(Beginning of SOURCE MATERIAL)

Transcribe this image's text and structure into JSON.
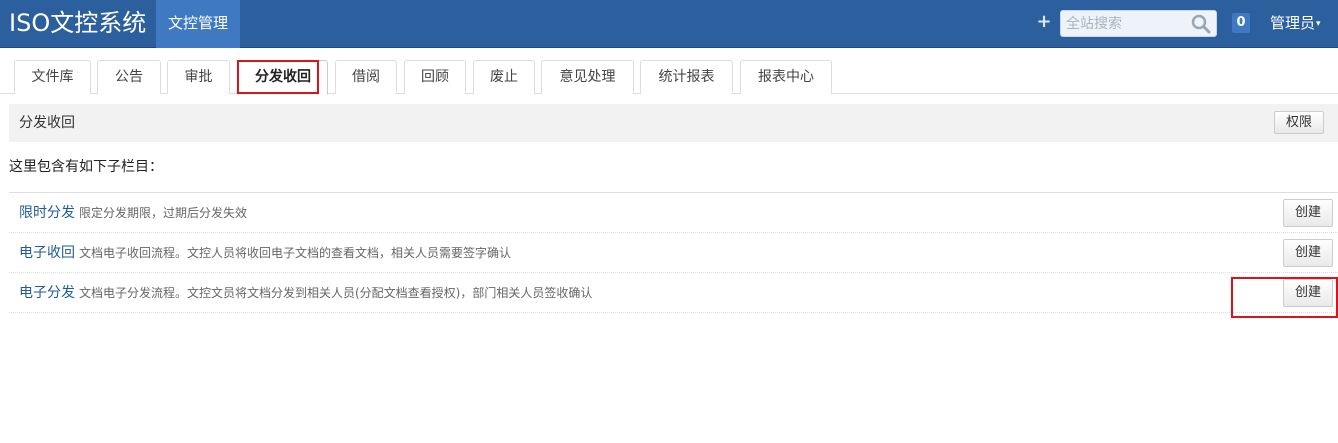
{
  "app": {
    "brand": "ISO文控系统",
    "active_nav": "文控管理",
    "search_placeholder": "全站搜索",
    "badge_count": "0",
    "user_label": "管理员",
    "user_caret": "▾",
    "plus_symbol": "+"
  },
  "tabs": [
    {
      "label": "文件库",
      "active": false
    },
    {
      "label": "公告",
      "active": false
    },
    {
      "label": "审批",
      "active": false
    },
    {
      "label": "分发收回",
      "active": true
    },
    {
      "label": "借阅",
      "active": false
    },
    {
      "label": "回顾",
      "active": false
    },
    {
      "label": "废止",
      "active": false
    },
    {
      "label": "意见处理",
      "active": false
    },
    {
      "label": "统计报表",
      "active": false
    },
    {
      "label": "报表中心",
      "active": false
    }
  ],
  "panel": {
    "title": "分发收回",
    "permission_label": "权限"
  },
  "intro": "这里包含有如下子栏目：",
  "items": [
    {
      "title": "限时分发",
      "description": "限定分发期限，过期后分发失效",
      "action": "创建"
    },
    {
      "title": "电子收回",
      "description": "文档电子收回流程。文控人员将收回电子文档的查看文档，相关人员需要签字确认",
      "action": "创建"
    },
    {
      "title": "电子分发",
      "description": "文档电子分发流程。文控文员将文档分发到相关人员(分配文档查看授权)，部门相关人员签收确认",
      "action": "创建"
    }
  ],
  "colors": {
    "navbar": "#2b5f9e",
    "nav_active": "#3f79c2",
    "link": "#1f5a9c",
    "highlight": "#d9141d"
  }
}
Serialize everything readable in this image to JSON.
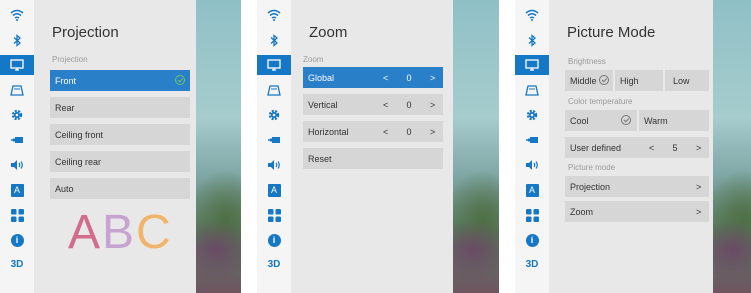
{
  "screens": [
    {
      "title": "Projection",
      "section": "Projection",
      "items": [
        {
          "label": "Front",
          "selected": true
        },
        {
          "label": "Rear"
        },
        {
          "label": "Ceiling front"
        },
        {
          "label": "Ceiling rear"
        },
        {
          "label": "Auto"
        }
      ],
      "sample_letters": [
        "A",
        "B",
        "C"
      ]
    },
    {
      "title": "Zoom",
      "section": "Zoom",
      "items": [
        {
          "label": "Global",
          "value": "0",
          "selected": true
        },
        {
          "label": "Vertical",
          "value": "0"
        },
        {
          "label": "Horizontal",
          "value": "0"
        },
        {
          "label": "Reset"
        }
      ]
    },
    {
      "title": "Picture Mode",
      "brightness_section": "Brightness",
      "brightness_options": [
        "Middle",
        "High",
        "Low"
      ],
      "color_temp_section": "Color temperature",
      "color_temp_options": [
        "Cool",
        "Warm"
      ],
      "user_defined": {
        "label": "User defined",
        "value": "5"
      },
      "picture_mode_section": "Picture mode",
      "picture_mode_items": [
        "Projection",
        "Zoom"
      ]
    }
  ],
  "icon_bar": {
    "icons": [
      "wifi-icon",
      "bluetooth-icon",
      "projection-screen-icon",
      "keystone-icon",
      "settings-gear-icon",
      "input-source-icon",
      "volume-icon",
      "language-icon",
      "apps-icon",
      "info-icon",
      "3d-icon"
    ],
    "language_glyph": "A",
    "info_glyph": "i",
    "label_3d": "3D",
    "selected_icon": "projection-screen-icon"
  },
  "colors": {
    "accent": "#1677c4",
    "selected_row": "#2a7fc9",
    "panel": "#e8e8e8",
    "row": "#d6d6d6",
    "check": "#6cc26c"
  }
}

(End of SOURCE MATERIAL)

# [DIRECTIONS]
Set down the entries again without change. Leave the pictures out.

# [TASK SOLUTION]
Transcribe this image's text and structure into JSON.
{
  "app": {
    "brand": "ISO文控系统",
    "active_nav": "文控管理",
    "search_placeholder": "全站搜索",
    "badge_count": "0",
    "user_label": "管理员",
    "user_caret": "▾",
    "plus_symbol": "+"
  },
  "tabs": [
    {
      "label": "文件库",
      "active": false
    },
    {
      "label": "公告",
      "active": false
    },
    {
      "label": "审批",
      "active": false
    },
    {
      "label": "分发收回",
      "active": true
    },
    {
      "label": "借阅",
      "active": false
    },
    {
      "label": "回顾",
      "active": false
    },
    {
      "label": "废止",
      "active": false
    },
    {
      "label": "意见处理",
      "active": false
    },
    {
      "label": "统计报表",
      "active": false
    },
    {
      "label": "报表中心",
      "active": false
    }
  ],
  "panel": {
    "title": "分发收回",
    "permission_label": "权限"
  },
  "intro": "这里包含有如下子栏目：",
  "items": [
    {
      "title": "限时分发",
      "description": "限定分发期限，过期后分发失效",
      "action": "创建"
    },
    {
      "title": "电子收回",
      "description": "文档电子收回流程。文控人员将收回电子文档的查看文档，相关人员需要签字确认",
      "action": "创建"
    },
    {
      "title": "电子分发",
      "description": "文档电子分发流程。文控文员将文档分发到相关人员(分配文档查看授权)，部门相关人员签收确认",
      "action": "创建"
    }
  ],
  "colors": {
    "navbar": "#2b5f9e",
    "nav_active": "#3f79c2",
    "link": "#1f5a9c",
    "highlight": "#d9141d"
  }
}
Serialize everything readable in this image to JSON.
{
  "screens": [
    {
      "title": "Projection",
      "section": "Projection",
      "items": [
        {
          "label": "Front",
          "selected": true
        },
        {
          "label": "Rear"
        },
        {
          "label": "Ceiling front"
        },
        {
          "label": "Ceiling rear"
        },
        {
          "label": "Auto"
        }
      ],
      "sample_letters": [
        "A",
        "B",
        "C"
      ]
    },
    {
      "title": "Zoom",
      "section": "Zoom",
      "items": [
        {
          "label": "Global",
          "value": "0",
          "selected": true
        },
        {
          "label": "Vertical",
          "value": "0"
        },
        {
          "label": "Horizontal",
          "value": "0"
        },
        {
          "label": "Reset"
        }
      ]
    },
    {
      "title": "Picture Mode",
      "brightness_section": "Brightness",
      "brightness_options": [
        "Middle",
        "High",
        "Low"
      ],
      "color_temp_section": "Color temperature",
      "color_temp_options": [
        "Cool",
        "Warm"
      ],
      "user_defined": {
        "label": "User defined",
        "value": "5"
      },
      "picture_mode_section": "Picture mode",
      "picture_mode_items": [
        "Projection",
        "Zoom"
      ]
    }
  ],
  "icon_bar": {
    "icons": [
      "wifi-icon",
      "bluetooth-icon",
      "projection-screen-icon",
      "keystone-icon",
      "settings-gear-icon",
      "input-source-icon",
      "volume-icon",
      "language-icon",
      "apps-icon",
      "info-icon",
      "3d-icon"
    ],
    "language_glyph": "A",
    "info_glyph": "i",
    "label_3d": "3D",
    "selected_icon": "projection-screen-icon"
  },
  "colors": {
    "accent": "#1677c4",
    "selected_row": "#2a7fc9",
    "panel": "#e8e8e8",
    "row": "#d6d6d6",
    "check": "#6cc26c"
  }
}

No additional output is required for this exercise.